On 11 June 1987 a team of four contractors was cleaning a crude oil storage tank at the Dalmeny Oil Storage Terminal. The tank was of the floating roof type and the roof had been lowered due to the tank being empty. It was resting on a series of 219 support pillars. Three of the contractors worked inside the tank with one on duty outside along with a BP employee.
The tank had been emptied of its contents and three roof manhole covers opened to allow natural ventilation. However, the evolution of a vapour with the risk of forming an explosive atmosphere was not considered sufficient to merit either mechanical ventilation or rigorous monitoring of the vapour concentrations within the tank. As a precaution though, the workers were required to wear airline-breathing apparatus supplied by a compressor located outside the tank bund.

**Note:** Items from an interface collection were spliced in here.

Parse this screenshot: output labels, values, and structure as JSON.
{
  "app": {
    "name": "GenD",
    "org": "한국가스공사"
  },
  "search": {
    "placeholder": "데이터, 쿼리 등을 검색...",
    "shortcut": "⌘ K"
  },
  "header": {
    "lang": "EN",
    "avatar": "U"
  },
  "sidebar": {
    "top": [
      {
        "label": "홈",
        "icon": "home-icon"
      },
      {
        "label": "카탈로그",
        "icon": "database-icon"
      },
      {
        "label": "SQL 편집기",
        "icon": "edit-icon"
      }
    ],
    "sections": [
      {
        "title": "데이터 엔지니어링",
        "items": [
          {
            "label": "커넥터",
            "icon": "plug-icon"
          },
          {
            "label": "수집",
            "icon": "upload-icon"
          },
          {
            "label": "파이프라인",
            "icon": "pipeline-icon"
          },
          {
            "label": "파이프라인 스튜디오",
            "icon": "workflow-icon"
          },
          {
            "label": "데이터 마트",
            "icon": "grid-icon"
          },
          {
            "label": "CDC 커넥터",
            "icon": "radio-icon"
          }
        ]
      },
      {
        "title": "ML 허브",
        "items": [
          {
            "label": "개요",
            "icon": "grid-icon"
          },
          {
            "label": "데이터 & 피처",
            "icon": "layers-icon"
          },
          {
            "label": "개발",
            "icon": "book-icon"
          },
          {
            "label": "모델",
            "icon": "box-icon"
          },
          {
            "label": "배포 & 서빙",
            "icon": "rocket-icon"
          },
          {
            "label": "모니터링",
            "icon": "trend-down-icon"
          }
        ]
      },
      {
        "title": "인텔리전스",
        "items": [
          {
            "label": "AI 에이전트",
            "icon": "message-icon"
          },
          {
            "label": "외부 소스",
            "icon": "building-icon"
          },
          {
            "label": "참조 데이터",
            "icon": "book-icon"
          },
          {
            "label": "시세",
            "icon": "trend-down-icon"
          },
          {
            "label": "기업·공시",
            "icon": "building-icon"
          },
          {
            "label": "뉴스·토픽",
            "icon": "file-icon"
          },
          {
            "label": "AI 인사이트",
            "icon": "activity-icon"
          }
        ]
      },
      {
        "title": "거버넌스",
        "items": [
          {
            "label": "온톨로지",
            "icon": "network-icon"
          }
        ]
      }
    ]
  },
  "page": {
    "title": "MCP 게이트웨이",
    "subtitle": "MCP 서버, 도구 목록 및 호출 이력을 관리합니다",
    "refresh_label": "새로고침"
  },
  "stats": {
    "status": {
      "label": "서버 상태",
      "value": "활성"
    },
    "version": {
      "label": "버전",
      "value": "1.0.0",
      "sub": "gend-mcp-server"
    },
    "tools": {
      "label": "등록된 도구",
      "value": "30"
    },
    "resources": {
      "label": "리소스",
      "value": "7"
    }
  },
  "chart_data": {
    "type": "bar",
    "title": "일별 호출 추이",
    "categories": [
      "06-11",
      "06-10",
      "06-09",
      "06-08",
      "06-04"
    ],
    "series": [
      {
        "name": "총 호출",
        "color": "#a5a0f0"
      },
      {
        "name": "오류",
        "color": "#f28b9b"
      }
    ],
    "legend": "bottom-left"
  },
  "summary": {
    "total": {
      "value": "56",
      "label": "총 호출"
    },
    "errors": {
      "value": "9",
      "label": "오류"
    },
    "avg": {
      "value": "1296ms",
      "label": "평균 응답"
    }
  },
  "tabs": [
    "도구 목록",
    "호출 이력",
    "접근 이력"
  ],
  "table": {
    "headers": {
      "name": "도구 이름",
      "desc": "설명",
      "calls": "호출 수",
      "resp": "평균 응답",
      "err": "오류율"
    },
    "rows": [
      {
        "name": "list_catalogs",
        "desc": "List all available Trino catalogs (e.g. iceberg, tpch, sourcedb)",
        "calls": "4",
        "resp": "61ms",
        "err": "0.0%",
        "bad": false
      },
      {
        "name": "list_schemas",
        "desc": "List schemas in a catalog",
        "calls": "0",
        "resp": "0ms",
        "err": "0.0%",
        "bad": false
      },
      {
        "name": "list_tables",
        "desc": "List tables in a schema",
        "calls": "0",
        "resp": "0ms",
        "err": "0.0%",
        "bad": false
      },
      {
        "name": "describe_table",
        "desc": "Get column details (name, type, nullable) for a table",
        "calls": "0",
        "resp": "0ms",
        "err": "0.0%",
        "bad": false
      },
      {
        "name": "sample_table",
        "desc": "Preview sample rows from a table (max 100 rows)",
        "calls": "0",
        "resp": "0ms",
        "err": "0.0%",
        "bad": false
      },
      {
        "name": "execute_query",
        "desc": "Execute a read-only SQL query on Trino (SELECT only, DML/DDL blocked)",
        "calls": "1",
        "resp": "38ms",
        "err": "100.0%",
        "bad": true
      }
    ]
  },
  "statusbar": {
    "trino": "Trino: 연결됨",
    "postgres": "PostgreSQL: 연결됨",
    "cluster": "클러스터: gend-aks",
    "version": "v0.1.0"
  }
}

At 13:20 hours the outside man looked in and saw a ring of fire surrounding the three men. Two of the employees managed to escape the fire but the third man died from the effects of asphyxiation and burns. The fire escalated rapidly with flames and smoke coming out of the open man ways.
The cause of the accident was one of the contractors smoking inside the oil tank. It was apparently common practice for the workers to remove their breathing apparatus while inside the tank, with some workers choosing to smoke while the supervisor was not looking. On this occasion one of the men working in the tank had dropped a lit cigarette on to the floor where it had ignited the crude oil.
Health and Safety Executive, ‘The fires and explosion at BP Oil (Grangemouth) Refinery Ltd. A report of the investigations by the Health and Safety Executive into the fires and explosion at Grangemouth and Dalmeny, Scotland, 13 March, 22 March and 11 June 1987’, ISBN: 0 11 885493 3, 1989.